◆ **ASSIGNED TASK**: From the listing below, copy each line where "author" occurs.

◆ **INFORMATION PROVIDED**:
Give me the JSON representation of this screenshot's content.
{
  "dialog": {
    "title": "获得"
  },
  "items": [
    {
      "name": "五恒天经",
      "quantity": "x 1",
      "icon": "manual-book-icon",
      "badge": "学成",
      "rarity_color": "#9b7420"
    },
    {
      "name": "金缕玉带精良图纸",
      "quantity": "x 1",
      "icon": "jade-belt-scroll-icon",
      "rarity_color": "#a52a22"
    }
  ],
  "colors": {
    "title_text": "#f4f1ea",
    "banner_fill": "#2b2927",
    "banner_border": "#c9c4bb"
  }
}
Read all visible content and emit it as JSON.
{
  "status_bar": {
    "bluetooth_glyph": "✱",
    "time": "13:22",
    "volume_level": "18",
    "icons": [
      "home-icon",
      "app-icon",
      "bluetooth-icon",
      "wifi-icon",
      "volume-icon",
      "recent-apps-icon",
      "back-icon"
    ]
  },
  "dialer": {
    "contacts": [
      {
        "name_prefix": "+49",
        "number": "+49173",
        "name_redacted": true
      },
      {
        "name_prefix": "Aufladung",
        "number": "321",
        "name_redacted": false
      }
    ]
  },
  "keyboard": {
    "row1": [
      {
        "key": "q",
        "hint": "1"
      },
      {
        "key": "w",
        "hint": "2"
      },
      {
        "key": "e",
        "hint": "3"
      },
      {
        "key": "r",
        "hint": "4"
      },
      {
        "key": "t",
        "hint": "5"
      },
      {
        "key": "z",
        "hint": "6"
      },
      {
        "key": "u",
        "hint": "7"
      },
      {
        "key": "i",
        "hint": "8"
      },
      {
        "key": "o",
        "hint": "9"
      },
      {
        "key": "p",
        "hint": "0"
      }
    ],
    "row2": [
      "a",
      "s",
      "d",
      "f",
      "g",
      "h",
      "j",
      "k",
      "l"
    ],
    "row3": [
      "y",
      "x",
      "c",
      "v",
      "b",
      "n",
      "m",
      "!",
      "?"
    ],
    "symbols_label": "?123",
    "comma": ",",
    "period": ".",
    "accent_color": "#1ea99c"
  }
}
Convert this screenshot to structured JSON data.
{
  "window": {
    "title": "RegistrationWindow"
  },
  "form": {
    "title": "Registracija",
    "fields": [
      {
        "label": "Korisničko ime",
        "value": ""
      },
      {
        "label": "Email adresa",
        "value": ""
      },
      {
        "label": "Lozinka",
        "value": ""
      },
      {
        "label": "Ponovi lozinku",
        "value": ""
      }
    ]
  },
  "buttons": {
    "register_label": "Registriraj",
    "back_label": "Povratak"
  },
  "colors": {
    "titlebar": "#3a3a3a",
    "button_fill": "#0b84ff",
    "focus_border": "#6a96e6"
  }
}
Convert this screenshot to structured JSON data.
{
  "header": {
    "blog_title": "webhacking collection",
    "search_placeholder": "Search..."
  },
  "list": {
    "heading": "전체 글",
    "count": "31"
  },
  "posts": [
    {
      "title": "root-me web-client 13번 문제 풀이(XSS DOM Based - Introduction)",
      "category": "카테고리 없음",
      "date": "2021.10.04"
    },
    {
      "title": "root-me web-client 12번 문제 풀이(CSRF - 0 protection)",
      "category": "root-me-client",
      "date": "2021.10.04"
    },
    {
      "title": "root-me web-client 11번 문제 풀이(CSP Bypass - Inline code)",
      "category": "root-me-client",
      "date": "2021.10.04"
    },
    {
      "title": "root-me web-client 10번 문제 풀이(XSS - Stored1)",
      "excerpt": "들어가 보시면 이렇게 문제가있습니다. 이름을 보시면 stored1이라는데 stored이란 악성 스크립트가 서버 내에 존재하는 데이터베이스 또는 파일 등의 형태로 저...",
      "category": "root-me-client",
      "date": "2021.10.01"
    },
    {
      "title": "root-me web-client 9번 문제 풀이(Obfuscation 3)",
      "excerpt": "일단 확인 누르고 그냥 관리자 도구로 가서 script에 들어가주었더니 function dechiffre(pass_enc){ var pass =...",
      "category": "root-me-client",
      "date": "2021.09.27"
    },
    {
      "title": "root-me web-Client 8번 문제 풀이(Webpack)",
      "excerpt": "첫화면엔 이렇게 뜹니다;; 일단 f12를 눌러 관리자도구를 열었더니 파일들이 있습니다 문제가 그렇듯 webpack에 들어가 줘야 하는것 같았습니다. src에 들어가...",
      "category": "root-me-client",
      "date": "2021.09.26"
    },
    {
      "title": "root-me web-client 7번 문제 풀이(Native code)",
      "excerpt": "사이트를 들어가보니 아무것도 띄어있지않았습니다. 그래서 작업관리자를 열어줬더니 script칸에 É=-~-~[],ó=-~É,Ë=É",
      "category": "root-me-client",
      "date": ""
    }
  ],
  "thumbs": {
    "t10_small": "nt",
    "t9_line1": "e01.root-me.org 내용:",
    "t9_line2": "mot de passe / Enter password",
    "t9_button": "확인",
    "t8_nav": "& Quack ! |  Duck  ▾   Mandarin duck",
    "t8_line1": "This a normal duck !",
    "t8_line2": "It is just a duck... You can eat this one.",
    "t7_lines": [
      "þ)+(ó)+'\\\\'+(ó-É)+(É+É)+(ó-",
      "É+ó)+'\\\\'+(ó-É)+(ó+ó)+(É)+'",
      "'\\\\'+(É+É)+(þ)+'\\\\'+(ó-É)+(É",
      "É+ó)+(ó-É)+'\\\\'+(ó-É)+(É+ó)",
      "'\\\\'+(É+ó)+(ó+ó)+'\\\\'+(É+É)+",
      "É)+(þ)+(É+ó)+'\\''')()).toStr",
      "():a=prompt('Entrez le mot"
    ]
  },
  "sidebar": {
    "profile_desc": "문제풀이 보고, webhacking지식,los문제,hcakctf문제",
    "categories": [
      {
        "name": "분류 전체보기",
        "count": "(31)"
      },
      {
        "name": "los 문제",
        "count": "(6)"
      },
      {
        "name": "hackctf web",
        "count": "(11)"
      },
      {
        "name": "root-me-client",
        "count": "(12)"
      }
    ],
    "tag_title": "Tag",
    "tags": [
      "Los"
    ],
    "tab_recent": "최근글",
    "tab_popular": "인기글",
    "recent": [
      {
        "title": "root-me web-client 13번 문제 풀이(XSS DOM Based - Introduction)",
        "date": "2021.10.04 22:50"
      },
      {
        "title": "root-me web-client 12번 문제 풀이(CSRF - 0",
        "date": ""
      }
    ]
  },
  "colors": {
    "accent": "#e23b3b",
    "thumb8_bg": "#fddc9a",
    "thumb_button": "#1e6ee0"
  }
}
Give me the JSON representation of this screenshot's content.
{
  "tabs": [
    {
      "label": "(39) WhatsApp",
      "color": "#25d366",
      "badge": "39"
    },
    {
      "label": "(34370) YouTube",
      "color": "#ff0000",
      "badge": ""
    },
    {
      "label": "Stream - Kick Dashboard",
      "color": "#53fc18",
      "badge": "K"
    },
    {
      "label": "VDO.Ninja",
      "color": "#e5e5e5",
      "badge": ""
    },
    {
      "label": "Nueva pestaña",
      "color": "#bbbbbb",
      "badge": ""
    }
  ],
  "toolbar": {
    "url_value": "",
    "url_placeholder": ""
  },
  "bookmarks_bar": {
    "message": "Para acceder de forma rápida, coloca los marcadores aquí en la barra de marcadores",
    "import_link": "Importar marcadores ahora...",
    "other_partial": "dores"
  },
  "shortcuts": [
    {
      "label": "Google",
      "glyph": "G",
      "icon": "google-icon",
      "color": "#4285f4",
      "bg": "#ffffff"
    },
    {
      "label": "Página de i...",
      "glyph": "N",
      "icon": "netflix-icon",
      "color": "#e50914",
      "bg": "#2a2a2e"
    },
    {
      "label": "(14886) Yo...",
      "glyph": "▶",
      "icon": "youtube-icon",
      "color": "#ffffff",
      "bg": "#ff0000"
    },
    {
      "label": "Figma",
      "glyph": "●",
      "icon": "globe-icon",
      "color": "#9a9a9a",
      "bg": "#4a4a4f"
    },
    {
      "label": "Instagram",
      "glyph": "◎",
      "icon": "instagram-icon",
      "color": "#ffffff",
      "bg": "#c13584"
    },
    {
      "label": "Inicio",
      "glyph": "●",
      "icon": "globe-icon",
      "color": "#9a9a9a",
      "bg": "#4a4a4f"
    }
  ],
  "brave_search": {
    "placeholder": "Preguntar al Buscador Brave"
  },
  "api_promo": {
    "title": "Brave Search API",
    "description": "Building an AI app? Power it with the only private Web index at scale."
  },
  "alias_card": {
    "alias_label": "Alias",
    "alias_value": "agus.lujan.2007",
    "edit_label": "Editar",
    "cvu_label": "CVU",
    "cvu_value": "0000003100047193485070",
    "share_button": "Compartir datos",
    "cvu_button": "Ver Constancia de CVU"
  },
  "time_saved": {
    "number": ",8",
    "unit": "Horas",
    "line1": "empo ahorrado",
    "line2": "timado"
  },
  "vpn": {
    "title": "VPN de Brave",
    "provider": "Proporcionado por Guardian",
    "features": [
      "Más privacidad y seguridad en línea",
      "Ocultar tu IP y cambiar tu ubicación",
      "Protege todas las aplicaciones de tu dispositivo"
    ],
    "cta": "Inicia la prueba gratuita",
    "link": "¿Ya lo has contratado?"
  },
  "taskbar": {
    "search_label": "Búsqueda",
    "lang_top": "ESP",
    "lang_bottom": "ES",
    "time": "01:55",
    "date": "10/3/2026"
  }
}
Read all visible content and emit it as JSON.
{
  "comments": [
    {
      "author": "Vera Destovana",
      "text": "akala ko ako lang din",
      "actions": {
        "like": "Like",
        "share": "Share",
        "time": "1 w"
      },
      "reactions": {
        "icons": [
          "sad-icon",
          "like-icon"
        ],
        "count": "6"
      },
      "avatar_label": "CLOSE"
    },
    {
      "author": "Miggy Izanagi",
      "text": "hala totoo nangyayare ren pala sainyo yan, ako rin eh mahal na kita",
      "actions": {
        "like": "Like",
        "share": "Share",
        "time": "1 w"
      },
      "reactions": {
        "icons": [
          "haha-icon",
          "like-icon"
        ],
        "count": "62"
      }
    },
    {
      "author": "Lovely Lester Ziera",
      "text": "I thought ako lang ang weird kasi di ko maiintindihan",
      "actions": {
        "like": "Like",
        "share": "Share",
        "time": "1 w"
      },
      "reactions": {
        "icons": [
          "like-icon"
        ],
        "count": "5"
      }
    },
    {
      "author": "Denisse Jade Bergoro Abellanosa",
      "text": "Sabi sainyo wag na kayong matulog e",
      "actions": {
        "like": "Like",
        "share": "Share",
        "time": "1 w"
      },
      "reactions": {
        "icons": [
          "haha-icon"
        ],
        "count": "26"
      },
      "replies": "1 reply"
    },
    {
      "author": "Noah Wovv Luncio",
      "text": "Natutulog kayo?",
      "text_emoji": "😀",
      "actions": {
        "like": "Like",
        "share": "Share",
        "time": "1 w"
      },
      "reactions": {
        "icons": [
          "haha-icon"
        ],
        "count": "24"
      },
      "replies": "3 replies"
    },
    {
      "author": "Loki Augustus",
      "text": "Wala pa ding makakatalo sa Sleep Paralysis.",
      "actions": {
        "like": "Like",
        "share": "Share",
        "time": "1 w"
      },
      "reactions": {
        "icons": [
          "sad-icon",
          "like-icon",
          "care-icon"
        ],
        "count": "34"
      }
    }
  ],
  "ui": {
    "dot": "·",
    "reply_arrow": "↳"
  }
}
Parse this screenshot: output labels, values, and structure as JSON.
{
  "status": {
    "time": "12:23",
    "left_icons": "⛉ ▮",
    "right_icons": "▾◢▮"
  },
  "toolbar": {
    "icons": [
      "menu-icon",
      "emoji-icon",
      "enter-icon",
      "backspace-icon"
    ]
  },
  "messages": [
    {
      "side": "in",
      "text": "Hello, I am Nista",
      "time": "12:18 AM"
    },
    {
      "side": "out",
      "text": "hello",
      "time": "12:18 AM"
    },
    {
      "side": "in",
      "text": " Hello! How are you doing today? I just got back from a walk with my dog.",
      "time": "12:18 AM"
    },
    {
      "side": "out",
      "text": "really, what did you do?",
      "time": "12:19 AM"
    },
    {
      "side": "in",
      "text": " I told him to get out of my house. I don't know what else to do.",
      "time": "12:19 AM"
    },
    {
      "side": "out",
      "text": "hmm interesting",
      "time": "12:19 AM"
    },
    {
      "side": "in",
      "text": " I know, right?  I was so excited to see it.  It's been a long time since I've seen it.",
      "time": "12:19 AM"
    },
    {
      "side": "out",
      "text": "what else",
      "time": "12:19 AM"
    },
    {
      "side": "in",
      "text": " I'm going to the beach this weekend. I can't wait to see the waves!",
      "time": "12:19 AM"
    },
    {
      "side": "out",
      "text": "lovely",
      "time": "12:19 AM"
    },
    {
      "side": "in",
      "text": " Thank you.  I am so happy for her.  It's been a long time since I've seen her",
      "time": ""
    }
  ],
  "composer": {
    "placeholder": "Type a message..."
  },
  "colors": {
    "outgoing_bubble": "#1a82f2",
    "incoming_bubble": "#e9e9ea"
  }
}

◆ **RESPONSE TO THE EXERCISE**:
      "author": "Vera Destovana",
      "author": "Miggy Izanagi",
      "author": "Lovely Lester Ziera",
      "author": "Denisse Jade Bergoro Abellanosa",
      "author": "Noah Wovv Luncio",
      "author": "Loki Augustus",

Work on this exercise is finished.